== Supplied material ==

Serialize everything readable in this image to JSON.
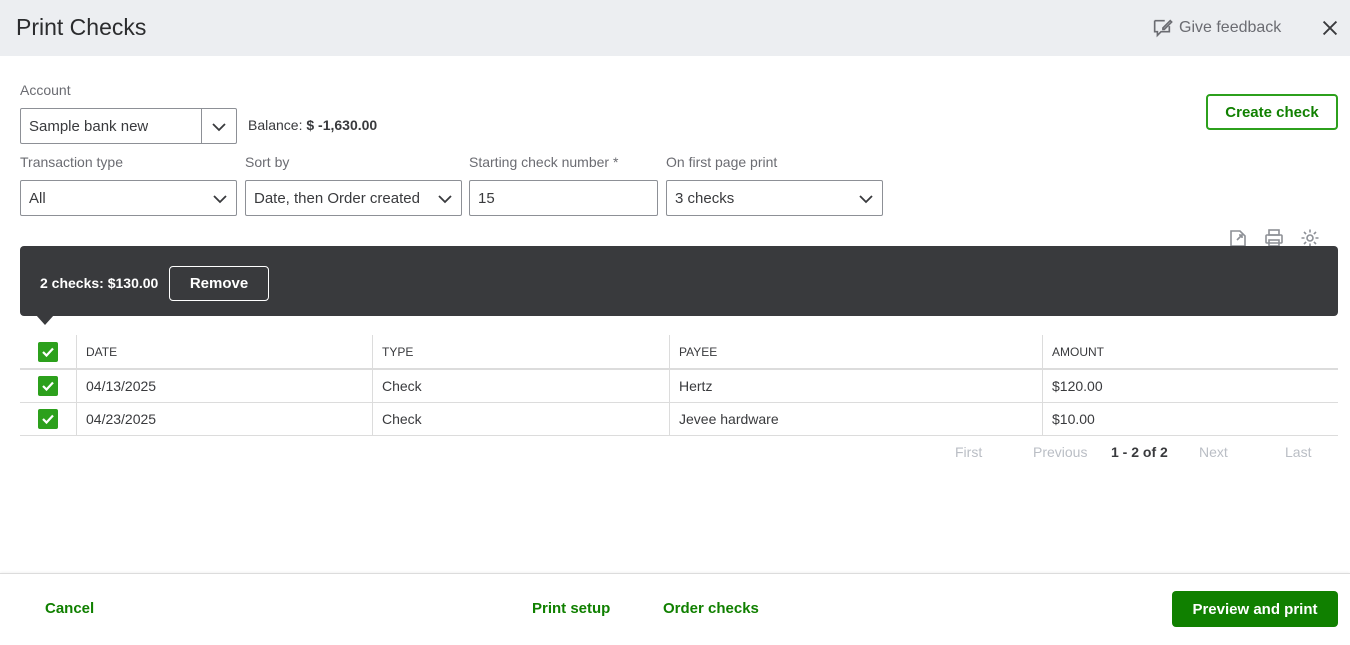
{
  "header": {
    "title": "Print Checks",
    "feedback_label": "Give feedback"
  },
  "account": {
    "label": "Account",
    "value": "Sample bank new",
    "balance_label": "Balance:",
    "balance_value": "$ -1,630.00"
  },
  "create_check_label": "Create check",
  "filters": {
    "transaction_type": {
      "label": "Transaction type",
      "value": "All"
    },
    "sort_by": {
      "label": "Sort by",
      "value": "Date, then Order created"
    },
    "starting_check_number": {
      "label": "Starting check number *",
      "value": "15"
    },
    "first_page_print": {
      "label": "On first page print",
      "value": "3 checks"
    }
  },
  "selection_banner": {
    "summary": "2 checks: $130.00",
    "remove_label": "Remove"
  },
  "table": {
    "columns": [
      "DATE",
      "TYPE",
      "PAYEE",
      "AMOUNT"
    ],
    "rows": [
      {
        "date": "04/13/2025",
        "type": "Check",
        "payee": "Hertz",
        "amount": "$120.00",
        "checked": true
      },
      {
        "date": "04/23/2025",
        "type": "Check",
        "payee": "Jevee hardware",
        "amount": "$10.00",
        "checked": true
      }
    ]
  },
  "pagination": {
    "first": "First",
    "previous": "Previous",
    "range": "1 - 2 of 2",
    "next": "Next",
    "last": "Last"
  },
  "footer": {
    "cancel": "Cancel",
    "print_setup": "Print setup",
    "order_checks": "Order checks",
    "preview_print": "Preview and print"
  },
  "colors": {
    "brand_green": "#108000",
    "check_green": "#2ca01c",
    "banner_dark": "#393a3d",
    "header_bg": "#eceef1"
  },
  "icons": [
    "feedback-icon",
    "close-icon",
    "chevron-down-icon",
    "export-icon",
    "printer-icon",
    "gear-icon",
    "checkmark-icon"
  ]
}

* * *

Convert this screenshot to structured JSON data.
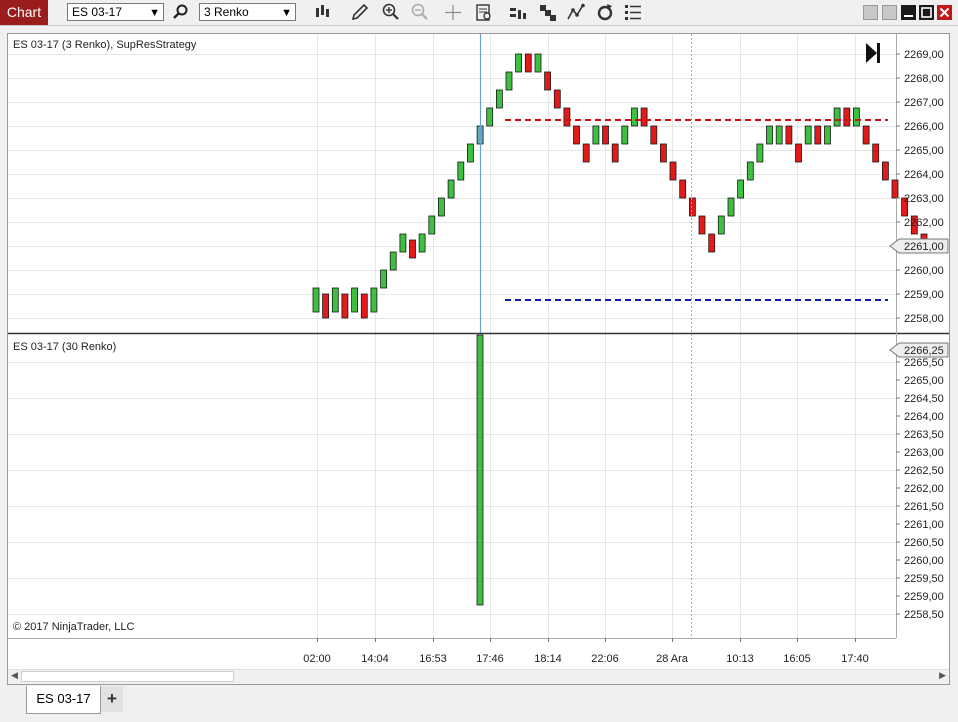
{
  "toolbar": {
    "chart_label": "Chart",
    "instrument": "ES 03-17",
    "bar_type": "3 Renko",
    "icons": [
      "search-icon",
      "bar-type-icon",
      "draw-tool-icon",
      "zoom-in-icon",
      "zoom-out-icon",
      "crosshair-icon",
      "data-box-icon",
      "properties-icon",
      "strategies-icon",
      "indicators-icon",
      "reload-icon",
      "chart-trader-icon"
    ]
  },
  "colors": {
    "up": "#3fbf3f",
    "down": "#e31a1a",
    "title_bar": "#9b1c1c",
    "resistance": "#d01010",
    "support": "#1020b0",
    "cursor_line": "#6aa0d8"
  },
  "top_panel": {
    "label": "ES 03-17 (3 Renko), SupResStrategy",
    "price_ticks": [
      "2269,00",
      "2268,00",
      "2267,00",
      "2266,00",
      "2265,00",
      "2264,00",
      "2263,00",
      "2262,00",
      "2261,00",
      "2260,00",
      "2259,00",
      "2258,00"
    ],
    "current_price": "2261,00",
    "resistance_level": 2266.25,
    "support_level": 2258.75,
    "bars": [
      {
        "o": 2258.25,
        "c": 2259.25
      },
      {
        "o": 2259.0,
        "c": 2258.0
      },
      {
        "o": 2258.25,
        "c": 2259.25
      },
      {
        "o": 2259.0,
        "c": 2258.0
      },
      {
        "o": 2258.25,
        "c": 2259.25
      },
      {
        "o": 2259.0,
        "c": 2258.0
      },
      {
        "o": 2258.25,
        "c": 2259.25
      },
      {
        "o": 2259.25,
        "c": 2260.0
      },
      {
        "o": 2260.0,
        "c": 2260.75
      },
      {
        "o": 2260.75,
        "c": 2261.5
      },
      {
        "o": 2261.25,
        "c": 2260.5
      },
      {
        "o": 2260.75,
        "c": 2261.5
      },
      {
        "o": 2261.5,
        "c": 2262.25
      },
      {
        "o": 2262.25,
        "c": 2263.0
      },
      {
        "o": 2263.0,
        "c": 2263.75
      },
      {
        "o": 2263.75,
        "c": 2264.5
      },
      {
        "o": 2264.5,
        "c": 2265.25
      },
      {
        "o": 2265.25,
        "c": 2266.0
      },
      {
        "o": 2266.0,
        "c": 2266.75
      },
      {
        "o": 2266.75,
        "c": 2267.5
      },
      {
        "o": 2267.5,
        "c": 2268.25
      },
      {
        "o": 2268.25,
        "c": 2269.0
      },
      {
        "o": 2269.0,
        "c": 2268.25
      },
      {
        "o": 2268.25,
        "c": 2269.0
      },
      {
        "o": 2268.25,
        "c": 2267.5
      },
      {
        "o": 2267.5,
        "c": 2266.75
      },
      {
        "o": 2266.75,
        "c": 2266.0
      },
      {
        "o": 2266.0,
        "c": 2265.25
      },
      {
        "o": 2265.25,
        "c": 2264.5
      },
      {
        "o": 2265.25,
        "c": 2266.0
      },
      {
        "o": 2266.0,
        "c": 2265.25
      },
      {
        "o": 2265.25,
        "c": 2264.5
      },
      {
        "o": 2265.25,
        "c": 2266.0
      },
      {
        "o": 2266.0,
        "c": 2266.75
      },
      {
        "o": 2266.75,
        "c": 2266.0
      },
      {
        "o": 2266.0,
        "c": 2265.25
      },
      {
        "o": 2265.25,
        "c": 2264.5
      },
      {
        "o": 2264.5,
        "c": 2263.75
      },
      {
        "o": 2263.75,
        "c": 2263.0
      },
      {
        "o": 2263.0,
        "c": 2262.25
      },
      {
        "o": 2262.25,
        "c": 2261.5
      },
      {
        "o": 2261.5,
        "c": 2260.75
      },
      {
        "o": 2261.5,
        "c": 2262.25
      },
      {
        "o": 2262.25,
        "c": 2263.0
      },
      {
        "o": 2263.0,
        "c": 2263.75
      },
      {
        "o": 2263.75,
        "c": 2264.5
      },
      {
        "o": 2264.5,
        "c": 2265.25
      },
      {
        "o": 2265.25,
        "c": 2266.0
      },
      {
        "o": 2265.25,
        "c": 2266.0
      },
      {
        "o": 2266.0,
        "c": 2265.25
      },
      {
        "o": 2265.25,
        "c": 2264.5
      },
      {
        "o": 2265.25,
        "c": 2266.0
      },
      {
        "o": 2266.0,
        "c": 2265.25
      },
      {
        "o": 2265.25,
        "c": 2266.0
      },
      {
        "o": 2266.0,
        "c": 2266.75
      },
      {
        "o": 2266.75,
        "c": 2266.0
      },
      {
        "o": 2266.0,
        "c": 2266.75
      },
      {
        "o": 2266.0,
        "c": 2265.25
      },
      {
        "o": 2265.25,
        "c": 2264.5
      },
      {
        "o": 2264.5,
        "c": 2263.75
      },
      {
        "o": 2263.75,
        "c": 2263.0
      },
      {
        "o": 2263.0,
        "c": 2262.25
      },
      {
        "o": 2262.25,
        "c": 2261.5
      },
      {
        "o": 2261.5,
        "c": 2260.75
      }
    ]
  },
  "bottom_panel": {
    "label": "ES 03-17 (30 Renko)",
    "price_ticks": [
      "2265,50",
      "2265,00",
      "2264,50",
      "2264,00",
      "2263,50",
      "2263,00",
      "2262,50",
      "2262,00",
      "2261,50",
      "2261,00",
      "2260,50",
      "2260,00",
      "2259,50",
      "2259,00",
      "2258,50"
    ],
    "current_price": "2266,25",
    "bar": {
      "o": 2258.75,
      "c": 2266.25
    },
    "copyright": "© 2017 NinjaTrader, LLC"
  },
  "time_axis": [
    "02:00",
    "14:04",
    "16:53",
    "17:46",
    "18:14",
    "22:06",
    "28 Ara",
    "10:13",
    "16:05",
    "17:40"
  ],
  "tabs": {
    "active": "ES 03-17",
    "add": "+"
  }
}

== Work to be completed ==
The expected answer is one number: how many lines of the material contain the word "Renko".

== Expected answer ==
3